Know-how is often provided through individual technical experts, short-term or long-term, national or international. These advisers are recruited for their technical skills and because they can supplement local capacities. Donor-instigated project implementation units or external advisers, while getting the immediate job done, may undermine the ability of organisations to learn by doing and can also decrease the morale of civil servants whose career opportunities are blocked.

In addressing this issue, measures to be adopted may include:

  • Make use of variety of ways of providing technical cooperation: including coaching, mentoring, peer to peer exchanges, twinning or institutional partnerships, south-south cooperation, synthesising/learning from other relevant experience from other countries.
  • When providing advisory or analytical support, work with government-owned technical taskforces to contribute to fostering both learning and ownership, and increase the likelihood of the reform initiatives being implemented in the long-term.
  • If PIUs and technical advisers are a must, the capacity enhancement of local staff should be an explicit objective of any technical experts deployed, with an exit strategy in place to allow the effective hand-over to national counterparts.
  • Explore if non-governmental actors in the private sector and civil society can be sources of capacity to complement and improve the effectiveness of the public sector.

Build flexibility and adaptability into institutional reform


Rigid external assistance programs with pre-determined workplans and budget execution rates, which cannot be easily adjusted, are ill-suited to the dynamic and exploratory nature of supporting public sector reforms. Programmes therefore need to be ‘flexible’ as the context changes and new opportunities emerge, continously adapting to new evidence and learning, whilst keeping the overall objective or problem to be solved as a guiding light.

Those implementing programs should be able to adjust plans and resources without too many bureaucratic delays, and be encouraged to take reasonable ‘small bets’ on activities that may generate significant results but may also not work as hoped.

As with public service reform more generally, a higher level of risk and degree of autonomy has not always been feasible as development organisations face other incentives – to spend their budgets within set timeframes or demonstrate results as originally planned.

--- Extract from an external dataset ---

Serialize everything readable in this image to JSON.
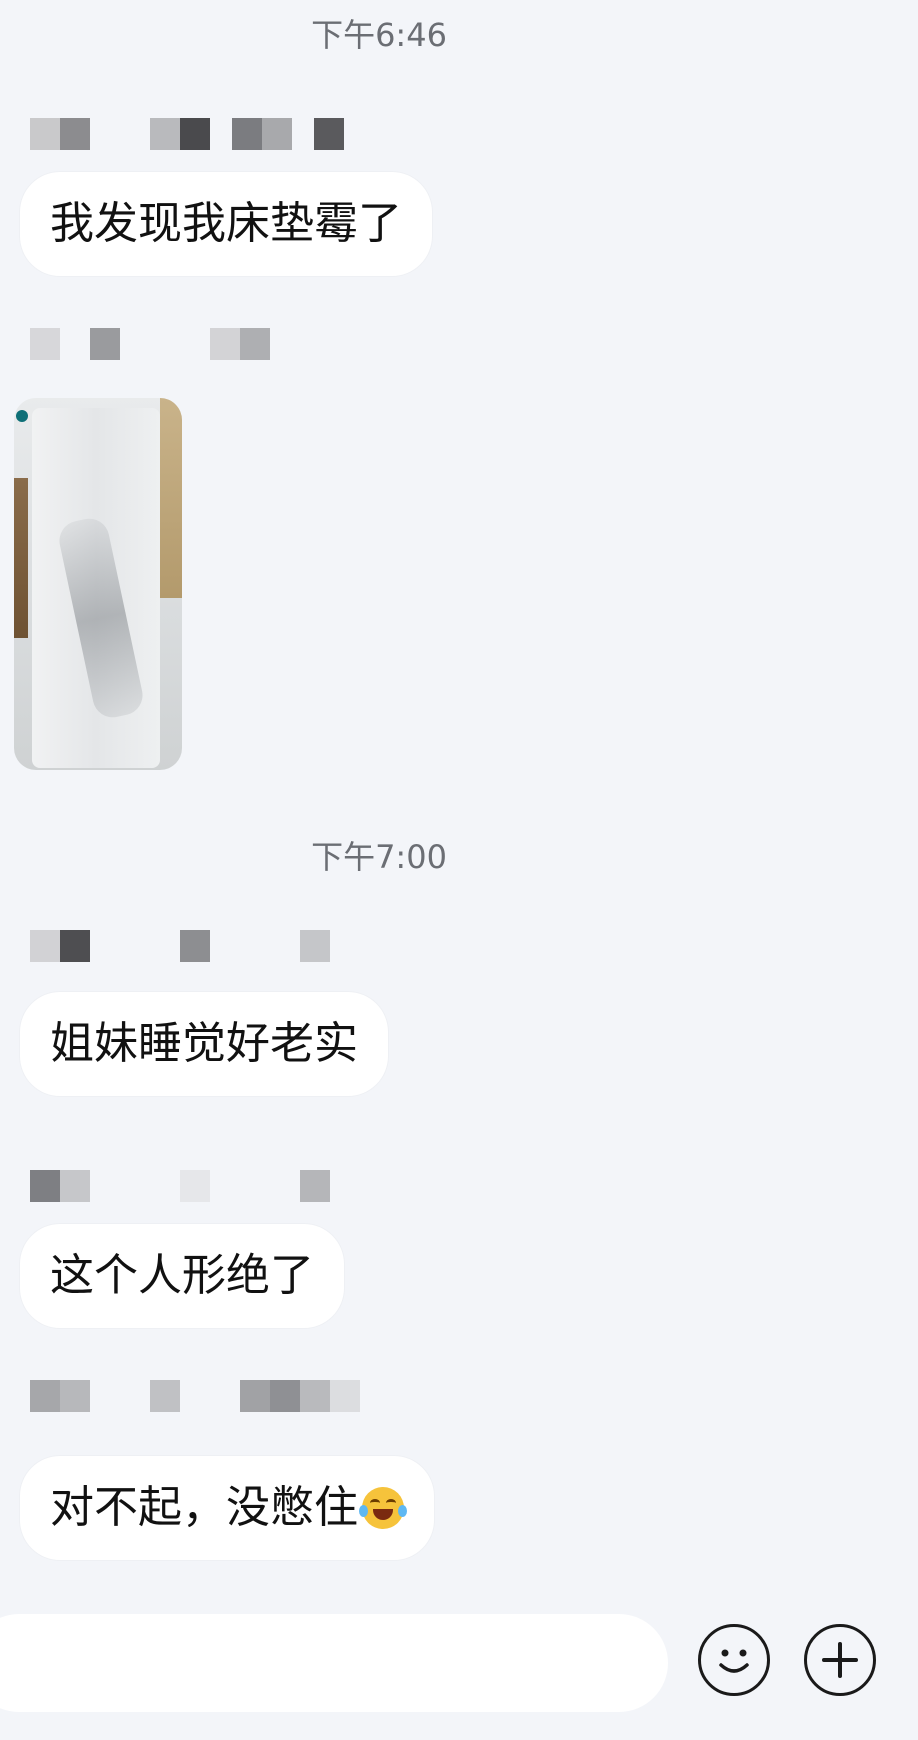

Practical steps funders can take to mitigate against this include adopting longer-term budget horizons, including project components that support emerging initiatives not foreseen in the preparation phase, shifting from a rigid log-frame matrix approach, and fostering an agile authorising environment.

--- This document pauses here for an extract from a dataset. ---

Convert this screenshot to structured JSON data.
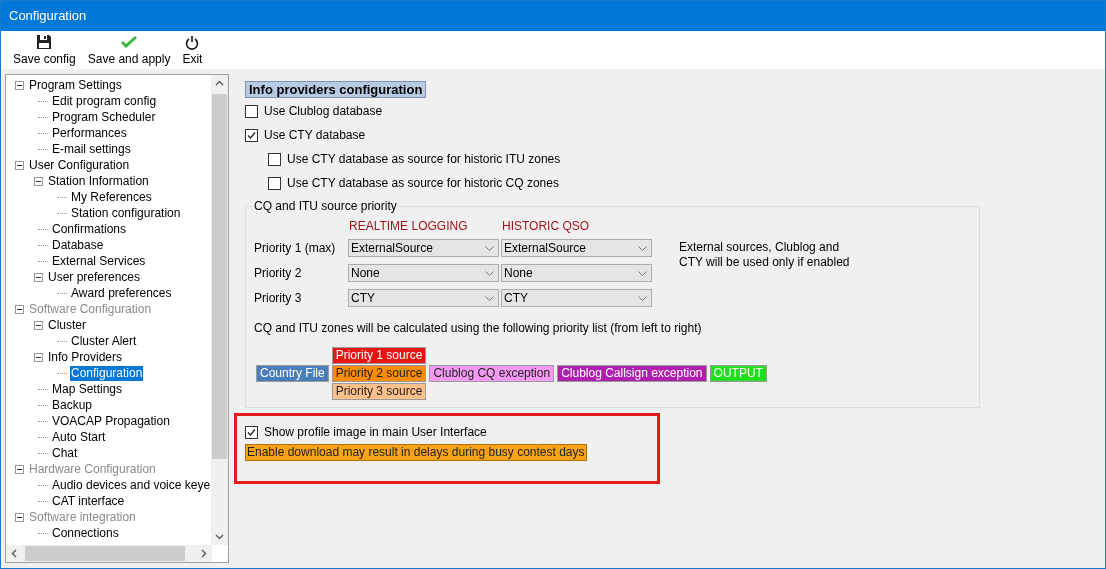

To go further:

Invest in ongoing monitoring, evaluation and learning based on an explicit theory of change and theory of action


The objectives of monitoring and evaluation are to learn what works and what doesn’t work, and most importantly: why. In doing so, practitioners can continually improve practice and promote accountability for results among reform stakeholders.

The monitoring of institutional development programmes should ideally occur at all levels of an institution: individual, organisational, and institutional/enabling environment-level. Experiences show that institutional development support can be particularly challenging to assess, as it can be difficult to trace how improvements in ‘back office’ functions (e.g. through training schemes or new systems and processes) have an influence on ‘front line’ service delivery improvements.

In meeting challenges, key elements to be adopted are:

  • The adoption of clear outcomes for interventions, a ‘theory of change’ (which sets out how change is expected to occur) and a ‘theory of action’ (which explains the mechanisms through which this change can be supported by development partners, through the provision of assistance)
  • Continually monitor the assumptions made about how change will occur, by collecting and disseminating useful and timely evidence. Ideally, domestic organisations themselves (and not just development assistance programs) should collect this evidence, with reform leaders driving the process of adjustment.
  • Periodically alter the approach adopted as new evidence comes to light, with regular reflection and learning exercises institutionalised as part of the implementation process